--- SOURCE MATERIAL Enclosed Below ---

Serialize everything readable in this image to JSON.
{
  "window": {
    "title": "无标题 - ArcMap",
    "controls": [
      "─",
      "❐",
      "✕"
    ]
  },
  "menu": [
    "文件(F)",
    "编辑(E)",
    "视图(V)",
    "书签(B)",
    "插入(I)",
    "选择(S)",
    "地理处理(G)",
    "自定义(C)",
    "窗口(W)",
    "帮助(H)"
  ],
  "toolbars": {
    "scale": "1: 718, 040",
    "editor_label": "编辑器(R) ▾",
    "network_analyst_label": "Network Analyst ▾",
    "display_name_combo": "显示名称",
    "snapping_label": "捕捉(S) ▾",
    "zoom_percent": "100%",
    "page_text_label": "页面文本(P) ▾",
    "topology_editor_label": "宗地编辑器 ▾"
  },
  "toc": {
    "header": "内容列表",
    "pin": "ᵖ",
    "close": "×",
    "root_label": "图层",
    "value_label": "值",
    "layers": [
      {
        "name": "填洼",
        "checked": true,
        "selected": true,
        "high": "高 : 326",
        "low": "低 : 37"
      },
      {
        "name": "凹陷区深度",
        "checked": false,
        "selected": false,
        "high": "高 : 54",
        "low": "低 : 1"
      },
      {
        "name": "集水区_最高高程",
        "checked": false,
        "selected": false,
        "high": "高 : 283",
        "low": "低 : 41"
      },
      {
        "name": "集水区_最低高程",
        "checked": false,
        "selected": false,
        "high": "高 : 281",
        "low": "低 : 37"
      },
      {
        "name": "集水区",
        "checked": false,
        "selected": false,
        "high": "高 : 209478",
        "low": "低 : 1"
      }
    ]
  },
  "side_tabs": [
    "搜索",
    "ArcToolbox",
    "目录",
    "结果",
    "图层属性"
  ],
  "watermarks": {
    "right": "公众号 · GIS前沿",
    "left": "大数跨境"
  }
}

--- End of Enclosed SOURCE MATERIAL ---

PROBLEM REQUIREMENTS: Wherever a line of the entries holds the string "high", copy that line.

RESPONSE FOR THIS EXERCISE:
        "high": "高 : 326",
        "high": "高 : 54",
        "high": "高 : 283",
        "high": "高 : 281",
        "high": "高 : 209478",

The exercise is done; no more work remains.